Melbourne, May 28 : An Australian city planner's sexual relationship and gifts worth thousands from a developer has landed her in trouble, with the anti-corruption body dubbing it a 'serious corrupt conduct'.
The NSW Independent Commission Against Corruption (ICAC) has accused Wollongong City Council planner Beth Morgan breaching the code of conduct by developing a sexual relationship with developer Frank Vellar for a dodgy 100 million dollars planning consent.
In a report submitted to the NSW parliament, the ICAC said the development was proposed by a company controlled by Mr Vellar and was far larger than any comparable development in Wollongong.
The application for consent was assessed and approved by Ms Morgan, who had an undisclosed sexual relationship with Vellar at the time.
"As part of a concerted plan with Mr Vellar, Ms Morgan arranged for the Quattro DA (development application) to be determined under delegated authority, when it should have been reported to the council, and then deliberately failed to undertake any genuine assessment of it against the applicable development standards and controls because she knew that it grossly exceeded them and should not have been approved," News.com.au quoted Commissioner Jerold Cripps, as saying.
"Her conduct amounted to a wilful abuse of her position for the personal benefit of herself and Mr Vellar."
The report also said that Morgan began a sexual relationship with Vellar in May that year, and began to receive gifts and benefits from him that amounted to thousands of dollars in cash, holidays, meals, home building materials and home appliances.

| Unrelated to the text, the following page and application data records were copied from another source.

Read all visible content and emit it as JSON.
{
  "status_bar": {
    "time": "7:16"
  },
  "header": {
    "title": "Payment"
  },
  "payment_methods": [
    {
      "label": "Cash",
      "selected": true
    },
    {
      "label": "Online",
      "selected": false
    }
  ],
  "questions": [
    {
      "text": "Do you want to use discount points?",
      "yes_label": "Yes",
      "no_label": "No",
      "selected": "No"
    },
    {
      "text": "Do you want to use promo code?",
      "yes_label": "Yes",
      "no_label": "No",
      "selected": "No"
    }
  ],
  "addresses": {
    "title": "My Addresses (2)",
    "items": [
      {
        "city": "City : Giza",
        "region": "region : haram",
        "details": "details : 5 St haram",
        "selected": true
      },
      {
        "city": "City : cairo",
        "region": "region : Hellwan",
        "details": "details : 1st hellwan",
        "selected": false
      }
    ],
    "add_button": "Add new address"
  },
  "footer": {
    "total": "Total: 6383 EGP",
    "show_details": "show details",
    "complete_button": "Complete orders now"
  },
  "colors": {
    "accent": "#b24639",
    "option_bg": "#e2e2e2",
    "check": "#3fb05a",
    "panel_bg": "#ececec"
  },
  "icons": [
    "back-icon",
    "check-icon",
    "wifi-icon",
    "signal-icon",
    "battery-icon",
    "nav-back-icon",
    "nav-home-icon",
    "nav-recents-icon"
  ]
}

Following the allegations Wollongong City Council began proceedings in the Land and Environment Court to revoke the planning consent and have it declared void. The ICAC found that Morgan's conduct involved the dishonest exercise of her official functions, a breach of public trust, official misconduct and matters of a similar nature to bribery.
"Ms Morgan's conduct could constitute (within the meaning of section nine of the ICAC Act) the criminal offences of misconduct in public office, conspiring to commit misconduct in office and corruptly receiving benefits contrary to the Crimes Act," said the report.
"All of the aforementioned criminal offences are punishable by imprisonment for more than five years," it added.